- covering the Association for Palliative Medicine of Great Britain and Ireland recommended curriculum for medical undergraduates
- expanded sections on ethics, law, children, symptom management
- the Essential Palliative Care Formulary, and a synoptic table of drug doses for common symptoms.
IPC5 has already received the following high praise:
‘We all need one book that we know, thumb often, trust and refer to. This palliative care book fills all these roles for staff at every grade. End of life care is everyone’s business; if used to the full, this book can and will improve patient care in all settings.’ Professor Ilora Baroness Finlay of Llandaff
‘This new collaborative edition is the best of the best.

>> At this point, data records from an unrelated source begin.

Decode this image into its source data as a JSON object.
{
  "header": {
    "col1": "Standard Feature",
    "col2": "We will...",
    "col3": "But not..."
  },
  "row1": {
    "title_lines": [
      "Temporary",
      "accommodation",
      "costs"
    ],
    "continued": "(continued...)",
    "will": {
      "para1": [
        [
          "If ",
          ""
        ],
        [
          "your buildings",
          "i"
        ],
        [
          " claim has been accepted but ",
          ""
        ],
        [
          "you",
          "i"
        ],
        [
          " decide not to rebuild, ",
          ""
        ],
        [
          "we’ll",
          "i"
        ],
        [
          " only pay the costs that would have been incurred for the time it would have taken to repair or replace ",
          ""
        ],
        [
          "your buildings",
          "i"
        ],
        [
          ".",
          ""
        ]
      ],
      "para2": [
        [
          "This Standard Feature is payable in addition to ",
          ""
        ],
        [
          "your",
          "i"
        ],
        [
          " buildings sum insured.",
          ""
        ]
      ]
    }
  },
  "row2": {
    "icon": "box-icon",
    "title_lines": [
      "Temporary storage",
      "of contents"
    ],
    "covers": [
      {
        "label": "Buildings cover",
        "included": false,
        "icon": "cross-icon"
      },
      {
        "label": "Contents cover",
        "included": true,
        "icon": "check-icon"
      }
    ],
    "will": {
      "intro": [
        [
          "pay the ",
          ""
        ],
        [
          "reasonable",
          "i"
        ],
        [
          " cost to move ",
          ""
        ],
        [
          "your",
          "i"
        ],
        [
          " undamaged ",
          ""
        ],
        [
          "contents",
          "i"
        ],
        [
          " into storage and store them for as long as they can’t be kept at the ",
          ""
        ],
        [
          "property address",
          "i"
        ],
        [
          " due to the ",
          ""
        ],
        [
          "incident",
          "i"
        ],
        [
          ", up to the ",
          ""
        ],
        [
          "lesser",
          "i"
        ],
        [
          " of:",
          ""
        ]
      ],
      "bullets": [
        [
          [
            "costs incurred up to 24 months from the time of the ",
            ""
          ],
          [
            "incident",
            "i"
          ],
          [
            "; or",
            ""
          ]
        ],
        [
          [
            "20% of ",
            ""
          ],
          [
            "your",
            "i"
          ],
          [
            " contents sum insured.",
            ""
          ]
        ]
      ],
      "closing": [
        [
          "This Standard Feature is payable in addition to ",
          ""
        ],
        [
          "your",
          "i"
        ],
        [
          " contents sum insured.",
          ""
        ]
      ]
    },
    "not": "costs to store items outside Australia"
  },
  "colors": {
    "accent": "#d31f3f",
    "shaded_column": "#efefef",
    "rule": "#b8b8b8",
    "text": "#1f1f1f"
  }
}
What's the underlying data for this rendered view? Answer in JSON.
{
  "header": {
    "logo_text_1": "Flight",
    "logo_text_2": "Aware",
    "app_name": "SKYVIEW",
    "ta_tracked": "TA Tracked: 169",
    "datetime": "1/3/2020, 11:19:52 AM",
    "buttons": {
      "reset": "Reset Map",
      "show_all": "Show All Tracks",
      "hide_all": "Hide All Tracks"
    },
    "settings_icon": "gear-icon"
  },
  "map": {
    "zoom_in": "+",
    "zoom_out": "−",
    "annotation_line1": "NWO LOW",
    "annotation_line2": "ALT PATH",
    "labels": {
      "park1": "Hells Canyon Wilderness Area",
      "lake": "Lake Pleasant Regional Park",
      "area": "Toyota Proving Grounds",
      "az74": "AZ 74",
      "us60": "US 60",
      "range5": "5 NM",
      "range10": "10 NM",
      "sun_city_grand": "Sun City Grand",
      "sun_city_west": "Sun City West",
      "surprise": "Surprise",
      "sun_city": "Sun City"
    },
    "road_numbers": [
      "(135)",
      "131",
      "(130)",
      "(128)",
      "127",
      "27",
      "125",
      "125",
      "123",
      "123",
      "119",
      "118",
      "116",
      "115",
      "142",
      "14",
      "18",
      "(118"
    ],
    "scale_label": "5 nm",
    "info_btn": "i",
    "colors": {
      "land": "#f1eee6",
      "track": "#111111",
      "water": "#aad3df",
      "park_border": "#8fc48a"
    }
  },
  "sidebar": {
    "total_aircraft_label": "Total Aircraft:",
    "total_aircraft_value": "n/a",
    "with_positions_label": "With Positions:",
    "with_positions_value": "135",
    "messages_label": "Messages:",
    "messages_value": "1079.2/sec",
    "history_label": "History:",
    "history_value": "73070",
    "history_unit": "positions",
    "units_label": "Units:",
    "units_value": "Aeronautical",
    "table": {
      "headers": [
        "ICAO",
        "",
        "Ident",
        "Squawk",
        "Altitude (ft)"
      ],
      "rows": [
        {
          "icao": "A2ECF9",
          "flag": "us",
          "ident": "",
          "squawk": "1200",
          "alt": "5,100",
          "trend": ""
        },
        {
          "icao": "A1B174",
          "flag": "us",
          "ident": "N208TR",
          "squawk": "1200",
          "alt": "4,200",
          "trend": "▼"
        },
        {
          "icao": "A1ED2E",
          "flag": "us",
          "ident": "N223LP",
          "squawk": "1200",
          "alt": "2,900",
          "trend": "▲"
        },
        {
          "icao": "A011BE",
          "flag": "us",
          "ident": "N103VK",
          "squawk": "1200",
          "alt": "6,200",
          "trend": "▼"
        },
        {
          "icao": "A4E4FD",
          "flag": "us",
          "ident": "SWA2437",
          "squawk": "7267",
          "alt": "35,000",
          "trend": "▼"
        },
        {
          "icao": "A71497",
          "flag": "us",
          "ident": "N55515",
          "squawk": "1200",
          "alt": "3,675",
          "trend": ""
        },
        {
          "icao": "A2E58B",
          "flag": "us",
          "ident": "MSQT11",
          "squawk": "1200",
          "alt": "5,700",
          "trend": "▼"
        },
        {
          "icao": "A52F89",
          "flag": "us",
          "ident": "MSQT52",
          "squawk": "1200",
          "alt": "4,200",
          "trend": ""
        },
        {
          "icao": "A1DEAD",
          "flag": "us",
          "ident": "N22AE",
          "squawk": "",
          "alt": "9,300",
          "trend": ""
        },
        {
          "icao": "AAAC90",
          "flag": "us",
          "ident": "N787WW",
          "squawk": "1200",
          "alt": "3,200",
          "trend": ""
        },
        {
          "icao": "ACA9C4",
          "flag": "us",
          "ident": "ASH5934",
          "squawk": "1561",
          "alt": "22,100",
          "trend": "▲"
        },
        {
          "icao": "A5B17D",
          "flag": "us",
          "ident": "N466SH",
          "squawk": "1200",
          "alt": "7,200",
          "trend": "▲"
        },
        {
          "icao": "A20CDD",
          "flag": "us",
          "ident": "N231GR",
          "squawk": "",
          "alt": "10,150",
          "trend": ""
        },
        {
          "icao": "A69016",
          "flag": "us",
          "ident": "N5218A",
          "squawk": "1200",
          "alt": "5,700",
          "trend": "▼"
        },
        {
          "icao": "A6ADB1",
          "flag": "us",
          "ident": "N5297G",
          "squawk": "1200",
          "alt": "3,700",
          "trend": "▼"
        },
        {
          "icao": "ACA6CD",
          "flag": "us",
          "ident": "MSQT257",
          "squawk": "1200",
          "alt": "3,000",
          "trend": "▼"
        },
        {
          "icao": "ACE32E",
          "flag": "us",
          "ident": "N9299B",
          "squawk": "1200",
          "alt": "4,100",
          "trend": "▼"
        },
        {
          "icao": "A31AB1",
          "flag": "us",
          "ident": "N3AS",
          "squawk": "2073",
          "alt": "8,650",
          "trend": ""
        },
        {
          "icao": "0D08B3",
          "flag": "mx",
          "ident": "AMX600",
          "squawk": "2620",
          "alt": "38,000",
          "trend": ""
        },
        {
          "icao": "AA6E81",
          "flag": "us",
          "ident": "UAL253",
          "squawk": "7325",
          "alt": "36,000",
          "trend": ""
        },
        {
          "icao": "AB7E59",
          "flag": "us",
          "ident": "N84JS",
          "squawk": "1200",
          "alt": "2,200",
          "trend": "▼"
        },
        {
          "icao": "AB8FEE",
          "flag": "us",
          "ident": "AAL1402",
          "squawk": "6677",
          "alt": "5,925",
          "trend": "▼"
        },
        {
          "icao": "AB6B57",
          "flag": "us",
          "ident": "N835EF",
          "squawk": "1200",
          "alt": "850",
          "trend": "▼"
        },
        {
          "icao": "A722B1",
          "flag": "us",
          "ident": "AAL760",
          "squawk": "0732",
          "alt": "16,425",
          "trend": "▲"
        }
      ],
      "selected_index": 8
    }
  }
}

Its clear, concise, balance of theory and application is admirable and is replete with practical wisdom. This is required reading for anyone serious about caring for the dying well, for it is long enough to be useful and short enough to be digestible.’ Professor Rob George, President of the Association for Palliative Medicine
‘The holistic and multimodal approach of this book, which builds on the total pain model of Dame Cicely Saunders, is particularly to be commended.’ Professor Irene Higginson, Director of the Cicely Saunders Institute of Palliative Care, Policy & Rehabilitation, King’s College London
‘This book is not just a symptom control handbook, it covers all aspects of holistic care in an easy to read and navigable format. It will become an old friend – get to know it!’ Dr Fiona Rawlinson, Programme Director, Palliative Care Education, Cardiff University.
To purchase a licensed copy, and help support palliativedrugs.com, please go to our store. For enquiries regarding multiple copies please contact firstname.lastname@example.org
PCF updated monographs summary (May/June 2016)
The on-line Palliative Care Formulary is being continually updated. The following monographs have been updated during May/June and supersede those in the print publication of the 5th edition of the Palliative Care Formulary (PCF5) and PCF5+ 2015 PDF. They can be accessed from the formulary section of the website.
Chapter 02: Furosemide
Chapter 05: Opioid antagonists (minor change)
Chapter 24: Prolongation of the QT interval in palliative care (minor change)
For a full list of all the monographs updated since the print publication of PCF5, click here. Follow us on twitter @palliativedrugs for the latest updates.
Prepared by Sarah Charlesworth and Andrew Wilcock